Obstructive sleep apnea (OSA)  is a novel risk factor for sudden cardiac death (SCD), according to a study published June 11 in the Journal of the American College of Cardiology JACC.


The study looked at 10,701 adults referred for polysomnography (sleep study) and followed them for an average of 5.3 years for incidents of resuscitated or fatal SCD.


Results showed that 142 patients experienced SCD, with the most common predictors being a patient aged 60 years or above , having 20 apnea episodes an hour and having a lowest nocturnal oxygen saturation level of below 78 percent.

 Results showed that the severity of nocturnal hypoxemia strongly predicts SCD independently of other risk factors. In the lowest nocturnal oxygen saturation, a drop to below 78 percent increases a patient’s risk of SCD by 81 percent.

“People at risk for OSA ought to be screened with a sleep study, and potentially then being treated for sleep apnea might reduce the risk of dying suddenly,” says Deepak Bhatt, MD, MPH, FACC, in a CardioSource Video News interview on the study’s findings.

It is well known that sleep apnea is seen in obese individuals and can lead to high blood pressure and heart beat problems in the long run.

Prompt recognition and Early treatment of OSA in obese individuals is recommended. 

via CardioSource – Study Shows Obstructive Sleep Apnea Increases Risk of Sudden Cardiac Death.

Check for sleep apnea in individuals with diabetes and hypertension.

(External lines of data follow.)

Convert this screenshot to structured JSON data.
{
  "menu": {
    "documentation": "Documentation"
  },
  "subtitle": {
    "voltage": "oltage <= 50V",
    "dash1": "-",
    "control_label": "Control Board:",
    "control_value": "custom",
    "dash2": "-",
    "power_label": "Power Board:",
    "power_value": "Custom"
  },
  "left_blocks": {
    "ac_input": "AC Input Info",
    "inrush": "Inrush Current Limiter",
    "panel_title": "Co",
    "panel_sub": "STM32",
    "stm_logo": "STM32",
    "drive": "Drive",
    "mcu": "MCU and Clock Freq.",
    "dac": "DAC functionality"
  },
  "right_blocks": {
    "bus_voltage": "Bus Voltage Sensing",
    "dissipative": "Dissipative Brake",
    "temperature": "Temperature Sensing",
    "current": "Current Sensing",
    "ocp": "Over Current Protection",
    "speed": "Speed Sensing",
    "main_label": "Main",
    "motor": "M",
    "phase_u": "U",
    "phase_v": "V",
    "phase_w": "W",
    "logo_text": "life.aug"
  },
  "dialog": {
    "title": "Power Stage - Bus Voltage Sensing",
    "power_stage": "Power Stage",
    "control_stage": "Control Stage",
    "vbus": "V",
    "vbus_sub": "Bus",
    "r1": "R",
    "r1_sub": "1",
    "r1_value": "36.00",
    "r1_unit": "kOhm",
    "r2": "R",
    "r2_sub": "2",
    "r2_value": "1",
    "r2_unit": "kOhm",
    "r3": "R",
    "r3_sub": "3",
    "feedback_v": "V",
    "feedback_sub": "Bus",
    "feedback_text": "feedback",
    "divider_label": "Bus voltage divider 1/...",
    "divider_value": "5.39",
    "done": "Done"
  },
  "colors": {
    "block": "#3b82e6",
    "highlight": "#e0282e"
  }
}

All patients with type 2 diabetes or hypertension should be evaluated for sleep apnea by a board-certified sleep medicine physician, the American Academy of Sleep Medicine (AASM) advised this week in a position statement.

“Type 2 diabetics and people with hypertension are much more likely to have obstructive sleep apnea [OSA] than other people, and as a result, should immediately discuss their risk for sleep apnea with a sleep specialist,” AASM president Dr M Safwan Badr said in statement.


Obstructive sleep apnea (OSA) is a sleep disorder seen in overweight and obese individuals where patients have obstruction of their upper airways during sleep leading to disruption of sleep. This disturbed sleep at night causes excessive daytime somnolence and fatigue. This disorder also causes hypertension, increase in blood sugars and increased incidence of a heart beat disorder called atrial fibrillation.


New research has consistently proved that sleep apnea may drive uncontrolled BP. Prompt recognition and treatment of sleep apnea improves BP control and also reduces average 24-hour blood sugar by 11 mg/dl. This also improves diabetes control and reduces the number of drugs required for BP control.

Prompt recognition of sleep apnea and its treatment will improve control of BP and diabetes!


via AASM says check for sleep apnea in diabetes, hypertension |